Rhaphiolepsis indica, Indian hawthorn, is a native to China, Taiwan and other tropical areas in Asia. At the  Lady Bird Johnson Wildflower Center, we are focused on the care and propagation of plants native not only to North America but to the area in which they are being grown. Because this is out of our expertise and, of course, not found in our Native Plant Database, we found a website with some information on the plant for you. Floridata, Rhaphiolepsis indica indicates that it is very susceptible to leaf spot fungus if grown in shady conditions or over-fertilized. You should avoid overhead watering, such as sprinklers, especially at night. Beyond that, you might try Googling on Rhaphiolepsis indica and see what other information you can find. We have actually heard of experts saying the Indian Hawthorn is more trouble than it is worth, and don't recommend planting them at all. 


More Shrubs Questions

Pruning of non-native Senna bicapsularis from Ocean Springs MS
April 04, 2013 - I have 4 Senna plants (cassia bicapsularis) that I planted late last spring. They about 3-4 feet tall but are very gangly with leaves at or near the tips only. How should I prune them to encourage g...
view the full question and answer

New nursery plants with sappy spots from Round Rock, TX
September 09, 2012 - We live on the west side of RR, near Cedar Park and recently bought three 15 gallon cherry laurels from a nursery. Started to plant them today as we bought them a week ago and noticed base of the trun...
view the full question and answer

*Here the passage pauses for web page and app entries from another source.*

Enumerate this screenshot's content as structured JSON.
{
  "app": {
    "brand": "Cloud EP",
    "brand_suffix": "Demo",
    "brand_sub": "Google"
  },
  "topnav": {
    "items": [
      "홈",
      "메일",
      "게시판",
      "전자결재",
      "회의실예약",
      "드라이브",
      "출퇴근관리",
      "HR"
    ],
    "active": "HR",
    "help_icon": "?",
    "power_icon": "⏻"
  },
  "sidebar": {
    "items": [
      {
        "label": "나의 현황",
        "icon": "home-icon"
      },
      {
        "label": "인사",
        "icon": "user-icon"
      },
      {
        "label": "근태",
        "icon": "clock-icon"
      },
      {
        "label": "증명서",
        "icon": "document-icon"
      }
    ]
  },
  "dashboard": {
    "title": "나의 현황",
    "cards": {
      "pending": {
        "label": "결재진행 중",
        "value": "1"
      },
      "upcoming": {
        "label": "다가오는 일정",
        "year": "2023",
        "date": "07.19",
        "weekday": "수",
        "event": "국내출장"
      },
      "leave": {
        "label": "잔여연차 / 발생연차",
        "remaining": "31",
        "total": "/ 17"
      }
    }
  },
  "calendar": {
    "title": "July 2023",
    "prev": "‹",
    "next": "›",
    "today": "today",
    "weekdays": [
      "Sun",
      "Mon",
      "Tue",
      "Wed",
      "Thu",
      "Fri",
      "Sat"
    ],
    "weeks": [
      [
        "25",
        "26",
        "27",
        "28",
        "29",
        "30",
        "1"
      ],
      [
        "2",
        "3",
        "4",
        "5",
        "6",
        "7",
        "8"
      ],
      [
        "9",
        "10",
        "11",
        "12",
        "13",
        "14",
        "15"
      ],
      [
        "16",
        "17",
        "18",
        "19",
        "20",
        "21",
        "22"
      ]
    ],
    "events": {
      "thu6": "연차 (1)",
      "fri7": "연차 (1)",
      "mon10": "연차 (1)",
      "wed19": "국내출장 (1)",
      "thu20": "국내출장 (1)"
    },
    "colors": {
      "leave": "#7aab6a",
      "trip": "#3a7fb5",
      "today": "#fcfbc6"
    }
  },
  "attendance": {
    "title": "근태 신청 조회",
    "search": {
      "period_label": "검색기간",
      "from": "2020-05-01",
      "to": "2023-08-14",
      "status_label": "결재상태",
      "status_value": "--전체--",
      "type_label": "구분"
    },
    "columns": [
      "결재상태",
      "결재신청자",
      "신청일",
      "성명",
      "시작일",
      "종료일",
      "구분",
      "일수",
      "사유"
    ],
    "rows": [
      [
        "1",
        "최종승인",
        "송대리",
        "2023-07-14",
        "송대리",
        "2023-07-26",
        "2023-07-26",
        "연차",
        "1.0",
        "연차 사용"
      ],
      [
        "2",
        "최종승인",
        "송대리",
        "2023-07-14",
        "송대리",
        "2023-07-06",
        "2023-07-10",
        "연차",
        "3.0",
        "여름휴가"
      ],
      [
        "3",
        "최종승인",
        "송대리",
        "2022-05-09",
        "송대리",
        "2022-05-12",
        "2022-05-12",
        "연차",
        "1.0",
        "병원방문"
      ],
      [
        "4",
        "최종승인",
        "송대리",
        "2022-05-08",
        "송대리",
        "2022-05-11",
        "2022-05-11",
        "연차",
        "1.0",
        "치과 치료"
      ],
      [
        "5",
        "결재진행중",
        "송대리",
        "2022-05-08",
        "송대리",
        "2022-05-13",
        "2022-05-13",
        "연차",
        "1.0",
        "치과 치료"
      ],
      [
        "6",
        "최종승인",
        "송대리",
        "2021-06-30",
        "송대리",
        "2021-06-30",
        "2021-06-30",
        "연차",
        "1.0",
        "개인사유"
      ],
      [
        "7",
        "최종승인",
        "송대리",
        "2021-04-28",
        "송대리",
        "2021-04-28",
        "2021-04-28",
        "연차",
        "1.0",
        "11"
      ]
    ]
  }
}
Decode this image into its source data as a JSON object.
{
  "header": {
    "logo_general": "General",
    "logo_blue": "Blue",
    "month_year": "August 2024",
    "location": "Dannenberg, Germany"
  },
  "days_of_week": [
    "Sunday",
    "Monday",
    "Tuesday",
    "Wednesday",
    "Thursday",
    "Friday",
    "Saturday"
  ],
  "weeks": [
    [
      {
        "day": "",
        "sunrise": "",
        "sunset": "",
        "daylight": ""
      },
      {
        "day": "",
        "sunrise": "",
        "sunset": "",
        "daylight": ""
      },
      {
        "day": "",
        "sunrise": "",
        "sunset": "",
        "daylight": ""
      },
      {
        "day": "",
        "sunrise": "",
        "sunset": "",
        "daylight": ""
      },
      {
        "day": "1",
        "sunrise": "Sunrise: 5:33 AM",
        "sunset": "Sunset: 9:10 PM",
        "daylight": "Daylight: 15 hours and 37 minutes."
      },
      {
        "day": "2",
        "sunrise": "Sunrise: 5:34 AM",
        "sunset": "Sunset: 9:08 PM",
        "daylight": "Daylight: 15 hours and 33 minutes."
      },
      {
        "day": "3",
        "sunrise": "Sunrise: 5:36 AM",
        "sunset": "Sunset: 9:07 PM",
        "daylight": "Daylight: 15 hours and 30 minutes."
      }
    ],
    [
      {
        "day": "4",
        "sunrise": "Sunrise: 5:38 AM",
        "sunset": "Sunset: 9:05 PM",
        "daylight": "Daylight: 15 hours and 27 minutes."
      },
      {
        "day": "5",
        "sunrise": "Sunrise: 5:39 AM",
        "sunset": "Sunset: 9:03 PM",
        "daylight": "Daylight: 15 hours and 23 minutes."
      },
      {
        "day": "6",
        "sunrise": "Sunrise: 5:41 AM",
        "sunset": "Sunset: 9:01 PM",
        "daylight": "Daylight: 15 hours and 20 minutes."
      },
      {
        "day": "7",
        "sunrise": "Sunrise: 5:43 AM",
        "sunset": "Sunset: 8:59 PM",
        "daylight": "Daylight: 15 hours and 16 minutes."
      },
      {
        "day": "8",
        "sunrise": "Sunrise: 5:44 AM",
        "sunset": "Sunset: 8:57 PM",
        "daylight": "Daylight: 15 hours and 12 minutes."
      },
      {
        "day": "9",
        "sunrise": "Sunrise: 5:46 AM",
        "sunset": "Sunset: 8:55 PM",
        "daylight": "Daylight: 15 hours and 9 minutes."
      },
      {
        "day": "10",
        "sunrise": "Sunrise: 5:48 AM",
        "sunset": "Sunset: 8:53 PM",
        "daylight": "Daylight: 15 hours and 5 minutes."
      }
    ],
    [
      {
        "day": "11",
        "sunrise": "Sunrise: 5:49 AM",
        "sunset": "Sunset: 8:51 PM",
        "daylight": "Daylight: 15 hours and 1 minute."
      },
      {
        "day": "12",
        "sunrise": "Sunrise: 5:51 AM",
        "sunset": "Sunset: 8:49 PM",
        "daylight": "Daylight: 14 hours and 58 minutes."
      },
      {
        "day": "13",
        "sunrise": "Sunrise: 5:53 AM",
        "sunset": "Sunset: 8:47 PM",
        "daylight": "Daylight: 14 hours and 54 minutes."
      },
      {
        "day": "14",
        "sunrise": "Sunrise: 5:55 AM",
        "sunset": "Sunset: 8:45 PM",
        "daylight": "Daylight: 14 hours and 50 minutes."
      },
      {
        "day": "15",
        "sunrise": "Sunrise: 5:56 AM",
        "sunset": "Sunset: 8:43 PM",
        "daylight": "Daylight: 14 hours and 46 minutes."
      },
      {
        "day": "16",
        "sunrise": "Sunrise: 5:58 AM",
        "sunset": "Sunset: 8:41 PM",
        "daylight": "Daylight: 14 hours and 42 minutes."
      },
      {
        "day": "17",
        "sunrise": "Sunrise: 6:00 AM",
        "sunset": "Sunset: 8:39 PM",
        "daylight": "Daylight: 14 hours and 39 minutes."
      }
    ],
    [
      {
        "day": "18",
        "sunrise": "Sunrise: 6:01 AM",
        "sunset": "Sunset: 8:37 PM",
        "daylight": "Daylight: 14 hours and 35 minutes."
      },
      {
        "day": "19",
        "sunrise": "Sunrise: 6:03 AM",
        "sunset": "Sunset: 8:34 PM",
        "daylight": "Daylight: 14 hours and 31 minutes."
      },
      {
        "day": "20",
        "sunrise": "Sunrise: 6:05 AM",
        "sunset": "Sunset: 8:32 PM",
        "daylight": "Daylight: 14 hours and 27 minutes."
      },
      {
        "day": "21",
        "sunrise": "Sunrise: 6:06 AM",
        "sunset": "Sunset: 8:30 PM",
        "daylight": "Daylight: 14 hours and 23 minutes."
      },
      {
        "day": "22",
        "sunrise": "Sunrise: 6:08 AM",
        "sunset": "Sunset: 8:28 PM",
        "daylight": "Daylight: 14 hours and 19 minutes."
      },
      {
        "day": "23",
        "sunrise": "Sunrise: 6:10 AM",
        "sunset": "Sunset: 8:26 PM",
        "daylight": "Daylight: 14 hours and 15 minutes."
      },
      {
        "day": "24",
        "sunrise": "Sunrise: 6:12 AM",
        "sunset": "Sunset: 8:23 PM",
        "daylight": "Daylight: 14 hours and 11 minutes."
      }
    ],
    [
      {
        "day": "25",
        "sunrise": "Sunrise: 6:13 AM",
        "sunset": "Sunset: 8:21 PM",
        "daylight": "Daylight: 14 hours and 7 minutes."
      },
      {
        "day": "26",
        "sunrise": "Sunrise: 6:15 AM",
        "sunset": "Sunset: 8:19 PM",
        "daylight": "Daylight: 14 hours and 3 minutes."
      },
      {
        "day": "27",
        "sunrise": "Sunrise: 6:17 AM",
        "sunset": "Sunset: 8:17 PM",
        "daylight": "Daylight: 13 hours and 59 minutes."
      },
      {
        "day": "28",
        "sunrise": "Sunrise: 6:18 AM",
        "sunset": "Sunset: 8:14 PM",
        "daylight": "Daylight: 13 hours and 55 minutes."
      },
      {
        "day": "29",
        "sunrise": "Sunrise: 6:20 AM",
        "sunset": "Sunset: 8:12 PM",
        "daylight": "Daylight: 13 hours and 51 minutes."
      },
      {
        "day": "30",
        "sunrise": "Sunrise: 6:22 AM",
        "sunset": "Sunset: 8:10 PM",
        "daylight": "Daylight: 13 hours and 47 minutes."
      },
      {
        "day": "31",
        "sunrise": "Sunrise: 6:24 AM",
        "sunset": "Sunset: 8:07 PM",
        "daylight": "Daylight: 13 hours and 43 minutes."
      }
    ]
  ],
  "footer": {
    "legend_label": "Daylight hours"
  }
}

Suggestions for native perennials in Staten Island, NY
April 03, 2008 - My back yard garden has a good base of evergreen shrubs and perennials all doing well in clayish soil and I am ready now to add color and texture in an area with partial sun. Can you suggest hardy...
view the full question and answer

Red buckeye not blooming in NY
July 04, 2011 - I planted my red buckeye in September 2007 and it was about 18 inches tall. It is now a few inches short of 5ft. tall. I have had it in the ground for nearly 4 yrs and it has never bloomed. I have fr...
view the full question and answer

Chlorotic Texas Mountain Laurel in Benson, Arizona
May 04, 2014 - I've planted a Texas Mountain Laurel in heavy clay soil in Arizona. It's been in place for 3 years and flowers each spring. However it's leaves are a shade of medium, yellowish green nothing like t...
view the full question and answer

Smarty Plants's Facebook profile Support the Wildflower Center by Donating Online or Becoming a Member today.

Mr. Smarty Plants wants you to be his Facebook friend. Click the Facebook icon to add yourself to Mr. Smarty Plants list of friends.
© 2015 Lady Bird Johnson Wildflower Center